MOSCOW, March 5. /TASS/. Researchers from the Irkutsk State University (Russia) and University of North Florida (United States) have discovered that Lake Baikal’s large bacteria do not produce antibiotics, as similar organisms do, but fight microbes using other compounds that were never researched before, Russian Science Foundation said Thursday.
"Irkutsk University biologists, together with their Florida counterparts, have examined metabolism of Baikal actinobacteria — large micro-organisms capable of synthesizing biologically active substances. It turned out that these bacteria lack genes that code enzymes, required for antibiotic production. This means these bacteria fight microbes using other proteins and, possibly, chemical compounds unknown to the science," the message says.
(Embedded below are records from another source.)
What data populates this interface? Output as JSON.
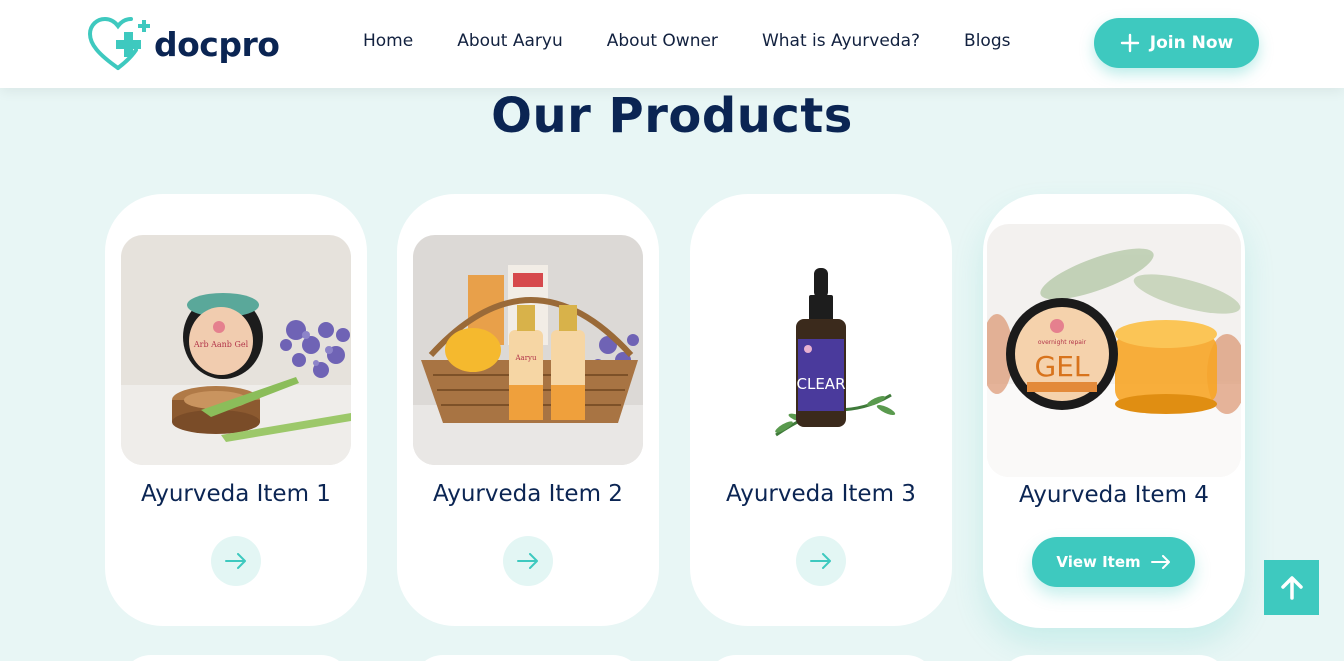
{
  "header": {
    "logo_text": "docpro",
    "nav": [
      "Home",
      "About Aaryu",
      "About Owner",
      "What is Ayurveda?",
      "Blogs"
    ],
    "join_label": "Join Now"
  },
  "section": {
    "title": "Our Products"
  },
  "products": [
    {
      "name": "Ayurveda Item 1",
      "image_label": "Arb Aanb Gel"
    },
    {
      "name": "Ayurveda Item 2",
      "image_label": "Aaryu"
    },
    {
      "name": "Ayurveda Item 3",
      "image_label": "CLEAR"
    },
    {
      "name": "Ayurveda Item 4",
      "image_label": "GEL",
      "image_label_small": "overnight repair",
      "button_label": "View Item"
    }
  ],
  "colors": {
    "accent": "#3ec9bf",
    "navy": "#0b2553",
    "background": "#e8f6f5"
  },
  "icons": {
    "join": "plus-icon",
    "view": "arrow-right-icon",
    "scroll_top": "arrow-up-icon"
  }
}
Actinobacteria is a class of bacteria of large size and complex shape, capable of breaking down toxic chemicals that pollute the environment. They produce secondary metabolism products, which they do not need for growth and development, but which fulfill other roles. These chemicals include compounds used in medicine to suppress growth of pathogen bacteria and fungi.
Under the new study, Russian and American researchers examined secondary metabolism products in 24 strains of actinobacteria, discovered in Lake Baikal sediments. They have isolated their DNA and examined the genes that code biologically active compounds. It turned out that these strains lacked genes for flavin adenine dinucleotide (FAD)-dependent halogenases.
FAD is an enzyme, used in many biochemical processes. This enzyme is responsible for combination of halogen atoms, such as bromine and iodine, with various molecules. This leads to creation of antibiotics, such as tetracycline, chloramphenicol, and others.
In the meantime, although Baikal actinobacteria lacked those genes, biological activity was observed in 75% of the examined strains, so the researchers have concluded that it happens due to some other enzymes.
"Normal actinobacteria might include halogen atoms into chemical molecules they synthesize. The lack of such ability in Baikal bacteria is their unique feature, which suggests long evolution in ultra-fresh environment. Special features of Baikal actinobacteria indicate their significant potential for production of yet unknown antibiotics and natural compounds," says lead researcher Maxim Timofeyev.